Microalgae have been identified as a potential chemical source for biofuels, but production costs still greatly limit this industry. The purpose of this study was to determine the efficiency of mixed algal cultures containing two species of microalgae, Nannochloropsis salina and Phaeodactylum tricornutum, in comparison to their respective monocultures. The respective microalgae cultures were grown in 557L experimental tanks with harvests performed every 3-7 days, i.e., after growth had reached the stationary phase, for a period of 90 days. Microalgae biomass (g/m2), productivity (g/m2/day), and nutrient utilization were analyzed with respect to treatment and different temperatures.

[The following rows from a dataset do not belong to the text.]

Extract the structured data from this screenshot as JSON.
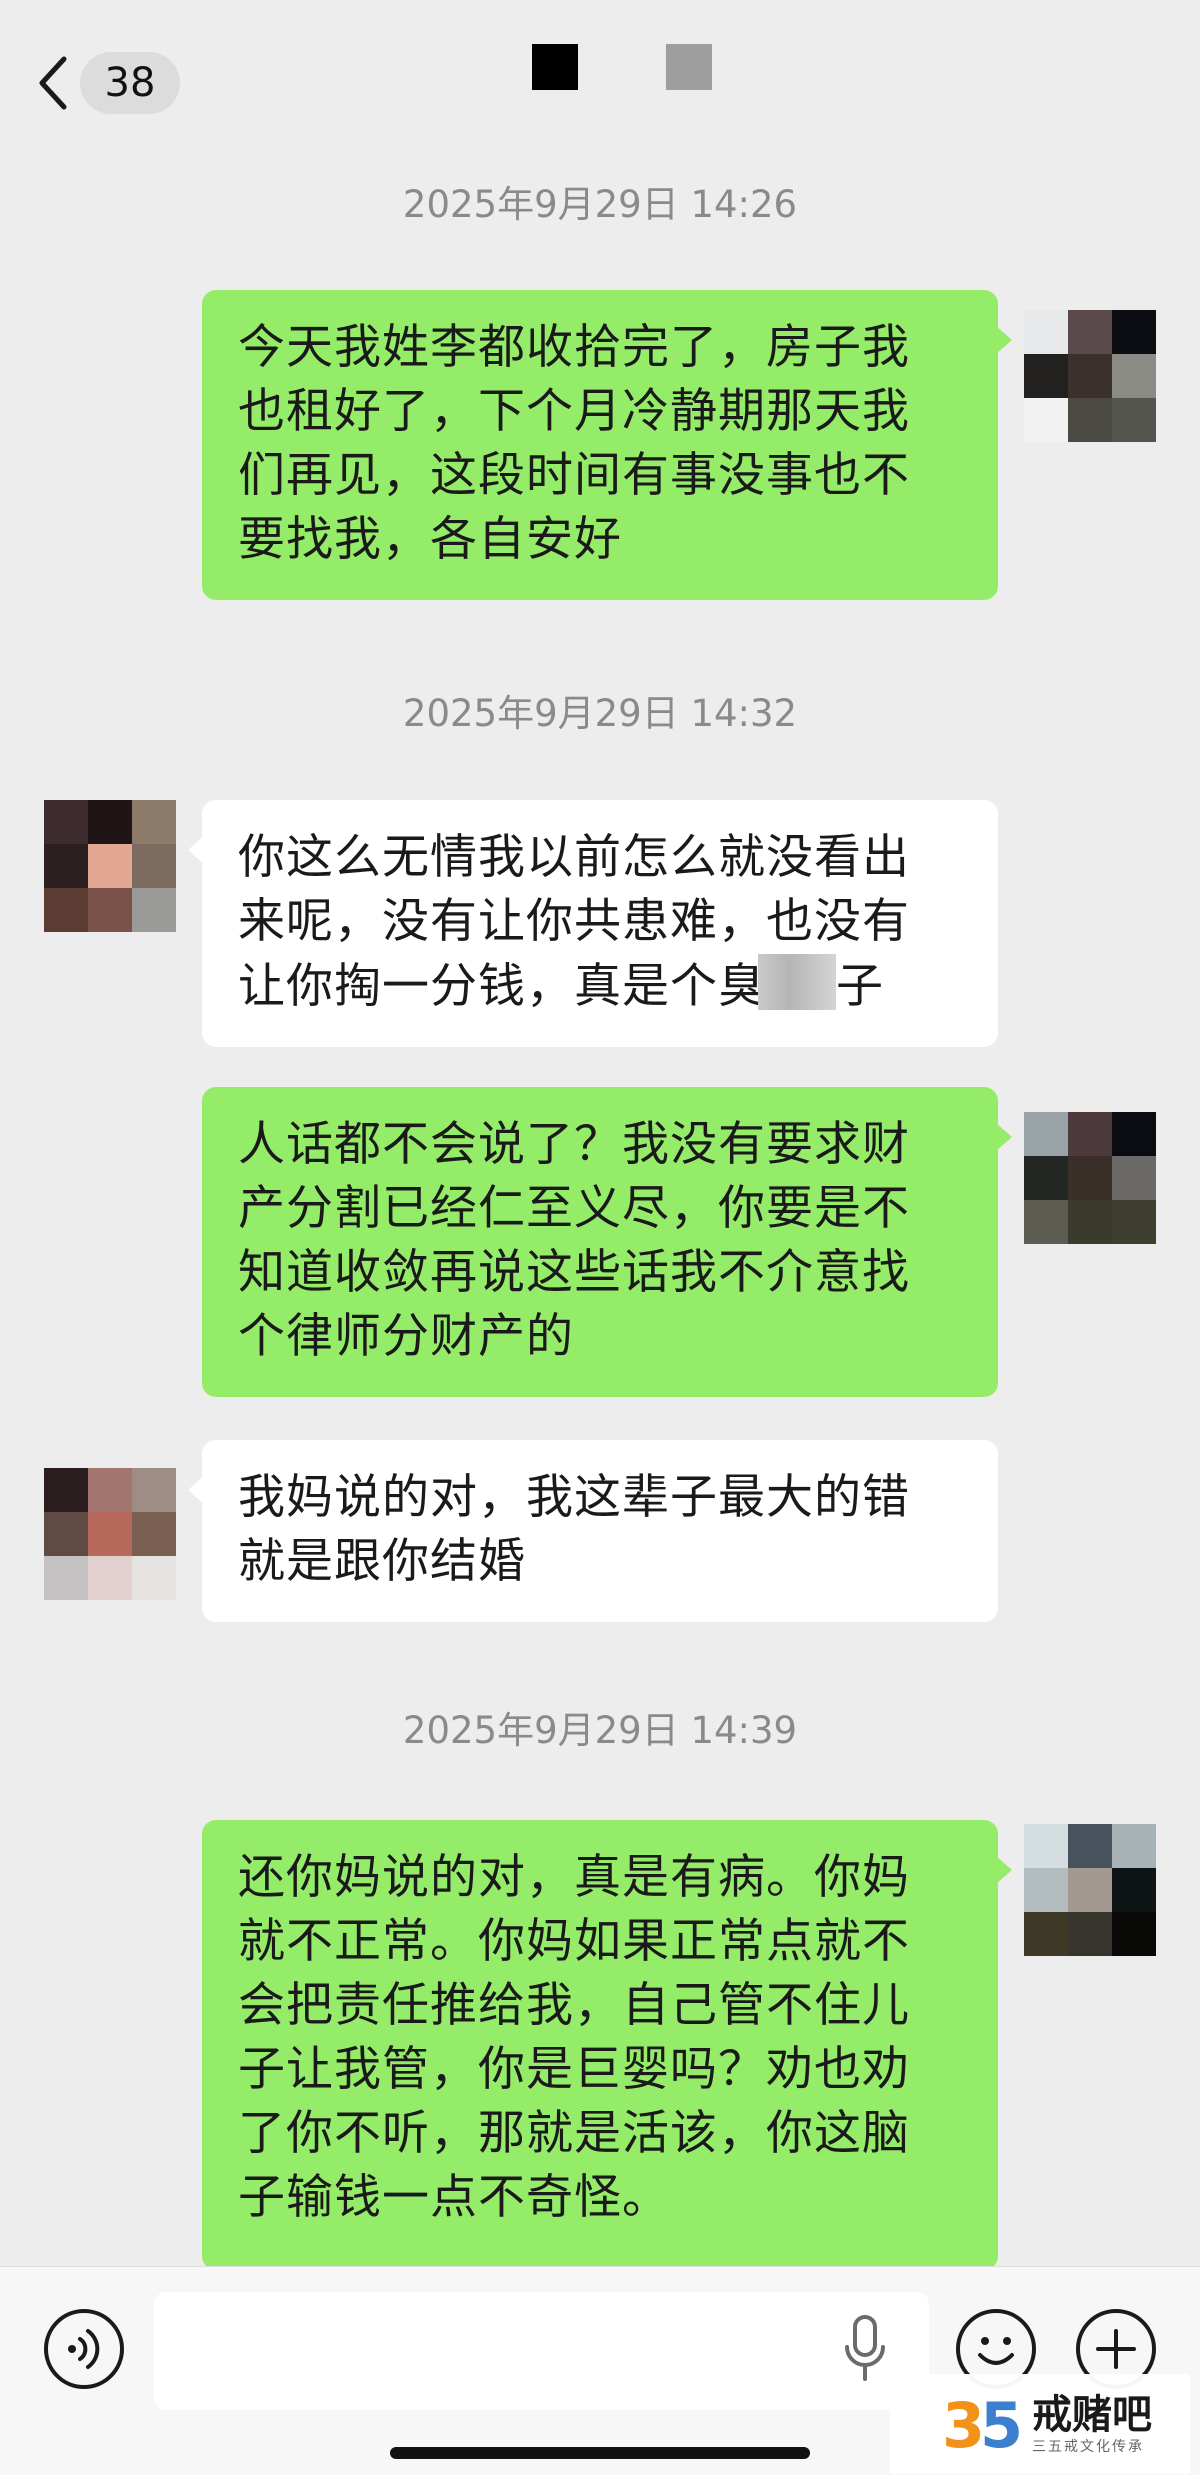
{
  "header": {
    "back_label": "<",
    "unread_count": "38",
    "title_masked": "■ ■"
  },
  "messages": [
    {
      "type": "timestamp",
      "text": "2025年9月29日 14:26"
    },
    {
      "type": "bubble",
      "direction": "out",
      "lines": [
        "今天我姓李都收拾完了，房子我",
        "也租好了，下个月冷静期那天我",
        "们再见，这段时间有事没事也不",
        "要找我，各自安好"
      ]
    },
    {
      "type": "timestamp",
      "text": "2025年9月29日 14:32"
    },
    {
      "type": "bubble",
      "direction": "in",
      "lines": [
        "你这么无情我以前怎么就没看出",
        "来呢，没有让你共患难，也没有",
        "让你掏一分钱，真是个臭",
        "子"
      ]
    },
    {
      "type": "bubble",
      "direction": "out",
      "lines": [
        "人话都不会说了？我没有要求财",
        "产分割已经仁至义尽，你要是不",
        "知道收敛再说这些话我不介意找",
        "个律师分财产的"
      ]
    },
    {
      "type": "bubble",
      "direction": "in",
      "lines": [
        "我妈说的对，我这辈子最大的错",
        "就是跟你结婚"
      ]
    },
    {
      "type": "timestamp",
      "text": "2025年9月29日 14:39"
    },
    {
      "type": "bubble",
      "direction": "out",
      "lines": [
        "还你妈说的对，真是有病。你妈",
        "就不正常。你妈如果正常点就不",
        "会把责任推给我，自己管不住儿",
        "子让我管，你是巨婴吗？劝也劝",
        "了你不听，那就是活该，你这脑",
        "子输钱一点不奇怪。"
      ]
    }
  ],
  "input_bar": {
    "voice_icon": "voice-wave-icon",
    "placeholder": "",
    "mic_icon": "microphone-icon",
    "emoji_icon": "smiley-icon",
    "plus_icon": "plus-icon"
  },
  "watermark": {
    "number": "35",
    "name": "戒赌吧",
    "slogan": "三五戒文化传承"
  },
  "colors": {
    "background": "#ededed",
    "outgoing_bubble": "#95ec69",
    "incoming_bubble": "#ffffff",
    "timestamp_text": "#8a8a8a",
    "avatar_self": [
      "#e6e8ea",
      "#5b4a4c",
      "#0b0d12",
      "#23211f",
      "#3b302c",
      "#8b8b86",
      "#f2f2f2",
      "#4a4a42",
      "#555550"
    ],
    "avatar_other_1": [
      "#3e2b2f",
      "#1f1514",
      "#8d7b6a",
      "#2b1f20",
      "#e3a894",
      "#7e6b5f",
      "#5a3c33",
      "#7a5249",
      "#9a9a98"
    ],
    "avatar_other_2": [
      "#2a1f1e",
      "#a2756e",
      "#9d8d84",
      "#5f4a44",
      "#b76a5b",
      "#7a5f50",
      "#c4c2c3",
      "#e1d0cd",
      "#e6e4e2"
    ],
    "avatar_self_2": [
      "#9aa4a8",
      "#4e3a3c",
      "#0a0c12",
      "#242623",
      "#3b2f2a",
      "#6a6968",
      "#5d5c52",
      "#3b3b2d",
      "#3d3e2e"
    ],
    "avatar_self_3": [
      "#d4dde0",
      "#47525c",
      "#a7b2b6",
      "#b3bdc0",
      "#a29a91",
      "#0e1414",
      "#3e3927",
      "#37342e",
      "#090907"
    ],
    "watermark_orange": "#f29219",
    "watermark_blue": "#3b7fcf"
  }
}
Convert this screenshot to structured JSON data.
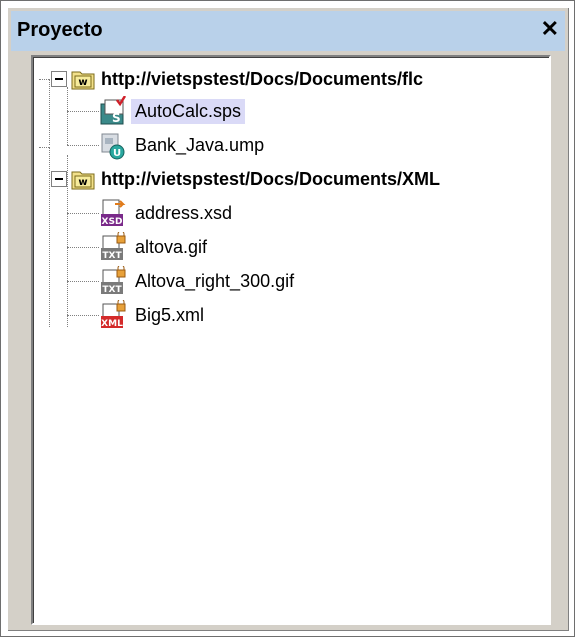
{
  "panel": {
    "title": "Proyecto",
    "close_glyph": "✕"
  },
  "tree": {
    "folders": [
      {
        "label": "http://vietspstest/Docs/Documents/flc",
        "icon": "webdav-folder-icon",
        "files": [
          {
            "label": "AutoCalc.sps",
            "icon": "sps-file-icon",
            "selected": true
          },
          {
            "label": "Bank_Java.ump",
            "icon": "ump-file-icon",
            "selected": false
          }
        ]
      },
      {
        "label": "http://vietspstest/Docs/Documents/XML",
        "icon": "webdav-folder-icon",
        "files": [
          {
            "label": "address.xsd",
            "icon": "xsd-file-icon",
            "selected": false
          },
          {
            "label": "altova.gif",
            "icon": "txt-file-icon",
            "selected": false
          },
          {
            "label": "Altova_right_300.gif",
            "icon": "txt-file-icon",
            "selected": false
          },
          {
            "label": "Big5.xml",
            "icon": "xml-file-icon",
            "selected": false
          }
        ]
      }
    ]
  },
  "colors": {
    "titlebar": "#b9d1ea",
    "selection": "#dadaf7",
    "panel_bg": "#d4d0c8"
  }
}
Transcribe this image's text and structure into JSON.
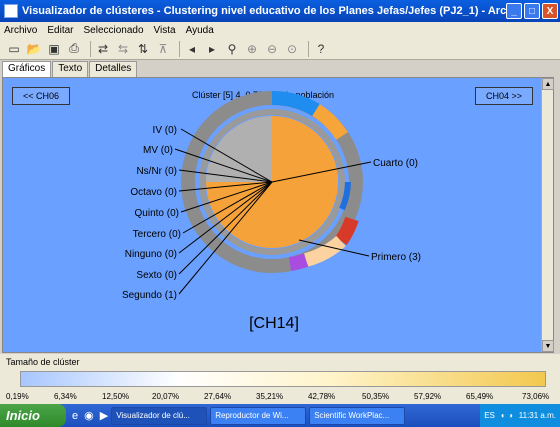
{
  "window": {
    "title": "Visualizador de clústeres - Clustering nivel educativo de los Planes Jefas/Jefes (PJ2_1) - Archivo local: general l...",
    "minimize": "_",
    "maximize": "□",
    "close": "X"
  },
  "menu": [
    "Archivo",
    "Editar",
    "Seleccionado",
    "Vista",
    "Ayuda"
  ],
  "tabs": [
    "Gráficos",
    "Texto",
    "Detalles"
  ],
  "nav": {
    "prev": "<< CH06",
    "next": "CH04 >>"
  },
  "cluster_title": "Clúster [5] 4, 0,76% de la población",
  "center_label": "[CH14]",
  "pie_labels": [
    "IV (0)",
    "MV (0)",
    "Ns/Nr (0)",
    "Octavo (0)",
    "Quinto (0)",
    "Tercero (0)",
    "Ninguno (0)",
    "Sexto (0)",
    "Segundo (1)",
    "Cuarto (0)",
    "Primero (3)"
  ],
  "size_panel": {
    "label": "Tamaño de clúster",
    "ticks": [
      "0,19%",
      "6,34%",
      "12,50%",
      "20,07%",
      "27,64%",
      "35,21%",
      "42,78%",
      "50,35%",
      "57,92%",
      "65,49%",
      "73,06%"
    ]
  },
  "taskbar": {
    "start": "Inicio",
    "tasks": [
      "Visualizador de clú...",
      "Reproductor de Wi...",
      "Scientific WorkPlac..."
    ],
    "lang": "ES",
    "clock": "11:31 a.m."
  },
  "chart_data": {
    "type": "pie",
    "categories": [
      "Primero",
      "Segundo",
      "Cuarto",
      "IV",
      "MV",
      "Ns/Nr",
      "Octavo",
      "Quinto",
      "Tercero",
      "Ninguno",
      "Sexto"
    ],
    "values": [
      3,
      1,
      0,
      0,
      0,
      0,
      0,
      0,
      0,
      0,
      0
    ]
  }
}
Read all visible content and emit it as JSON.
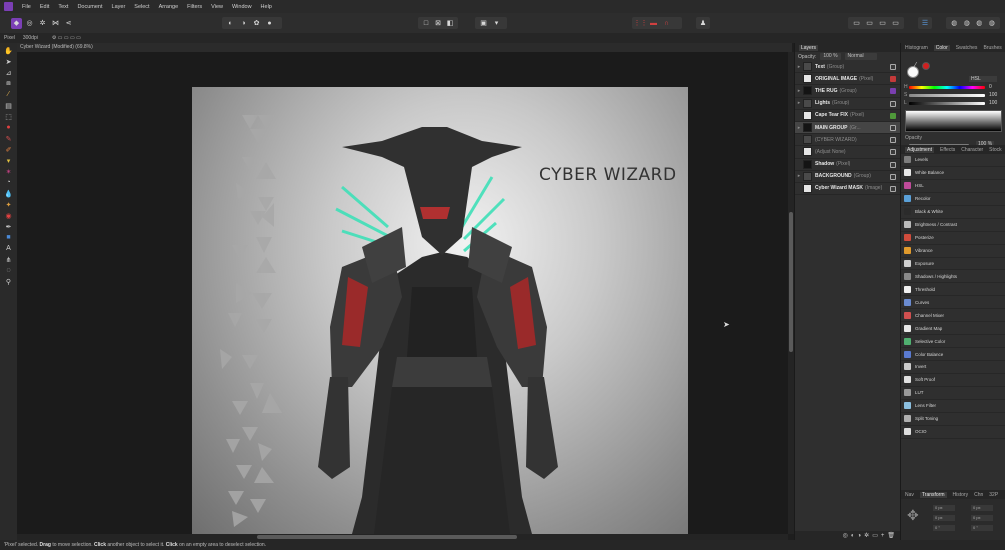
{
  "menu": [
    "File",
    "Edit",
    "Text",
    "Document",
    "Layer",
    "Select",
    "Arrange",
    "Filters",
    "View",
    "Window",
    "Help"
  ],
  "context_bar": {
    "persona": "Pixel",
    "dpi": "300dpi"
  },
  "document_tab": "Cyber Wizard (Modified) (69.8%)",
  "artboard": {
    "title_text": "CYBER WIZARD"
  },
  "status": {
    "text_pre": "'Pixel' selected. ",
    "drag": "Drag",
    "mid1": " to move selection. ",
    "click1": "Click",
    "mid2": " another object to select it. ",
    "click2": "Click",
    "end": " on an empty area to deselect selection."
  },
  "layers_panel": {
    "tabs": [
      "Layers"
    ],
    "opacity_label": "Opacity:",
    "opacity_value": "100 %",
    "blend_mode": "Normal",
    "layers": [
      {
        "name": "Text",
        "kind": "(Group)",
        "vis": "default"
      },
      {
        "name": "ORIGINAL IMAGE",
        "kind": "(Pixel)",
        "vis": "red"
      },
      {
        "name": "THE RUG",
        "kind": "(Group)",
        "vis": "purple"
      },
      {
        "name": "Lights",
        "kind": "(Group)",
        "vis": "default"
      },
      {
        "name": "Cape Tear FIX",
        "kind": "(Pixel)",
        "vis": "green"
      },
      {
        "name": "MAIN GROUP",
        "kind": "(Gr...",
        "vis": "default"
      },
      {
        "name": "(CYBER WIZARD)",
        "kind": "",
        "vis": "default",
        "dim": true
      },
      {
        "name": "(Adjust None)",
        "kind": "",
        "vis": "default",
        "dim": true
      },
      {
        "name": "Shadow",
        "kind": "(Pixel)",
        "vis": "default"
      },
      {
        "name": "BACKGROUND",
        "kind": "(Group)",
        "vis": "default"
      },
      {
        "name": "Cyber Wizard MASK",
        "kind": "(Image)",
        "vis": "default"
      }
    ]
  },
  "right_panel": {
    "tabs": [
      "Histogram",
      "Color",
      "Swatches",
      "Brushes"
    ],
    "color_model": "HSL",
    "sliders": [
      {
        "label": "H",
        "value": "0"
      },
      {
        "label": "S",
        "value": "100"
      },
      {
        "label": "L",
        "value": "100"
      }
    ],
    "opacity_label": "Opacity",
    "opacity_value": "100 %",
    "adjustment_tabs": [
      "Adjustment",
      "Effects",
      "Character",
      "Stock"
    ],
    "adjustments": [
      {
        "label": "Levels",
        "color": "#7d7d7d"
      },
      {
        "label": "White Balance",
        "color": "#e8e8e8"
      },
      {
        "label": "HSL",
        "color": "#c04b9a"
      },
      {
        "label": "Recolor",
        "color": "#5aa0d8"
      },
      {
        "label": "Black & White",
        "color": "#2b2b2b"
      },
      {
        "label": "Brightness / Contrast",
        "color": "#bbbbbb"
      },
      {
        "label": "Posterize",
        "color": "#d04c3c"
      },
      {
        "label": "Vibrance",
        "color": "#e09a2c"
      },
      {
        "label": "Exposure",
        "color": "#cfcfcf"
      },
      {
        "label": "Shadows / Highlights",
        "color": "#8a8a8a"
      },
      {
        "label": "Threshold",
        "color": "#f0f0f0"
      },
      {
        "label": "Curves",
        "color": "#6a8bd0"
      },
      {
        "label": "Channel Mixer",
        "color": "#d05050"
      },
      {
        "label": "Gradient Map",
        "color": "#e8e8e8"
      },
      {
        "label": "Selective Color",
        "color": "#50b070"
      },
      {
        "label": "Color Balance",
        "color": "#5a7ad0"
      },
      {
        "label": "Invert",
        "color": "#cccccc"
      },
      {
        "label": "Soft Proof",
        "color": "#e0e0e0"
      },
      {
        "label": "LUT",
        "color": "#999999"
      },
      {
        "label": "Lens Filter",
        "color": "#8cc0e0"
      },
      {
        "label": "Split Toning",
        "color": "#b0b0b0"
      },
      {
        "label": "OCIO",
        "color": "#dddddd"
      }
    ],
    "nav_tabs": [
      "Nav",
      "Transform",
      "History",
      "Chn",
      "32P"
    ],
    "transform_fields": [
      "0 px",
      "0 px",
      "0 px",
      "0 px",
      "0 °",
      "0 °"
    ]
  }
}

The average biomass of the mixed culture treatment (39.81 g/m2) was significantly (p=1.04 x 10-5) greater compared to the P. tricornutum monoculture treatment (35.57 g/m2) but was not significantly different from the N. salina monoculture treatment (39.4 g/m2). Observations of biological contamination do not support the hypothesis that contamination would be less in mixed cultures, as this treatment experienced the highest average contamination levels.
Life Sciences
College of Science and Engineering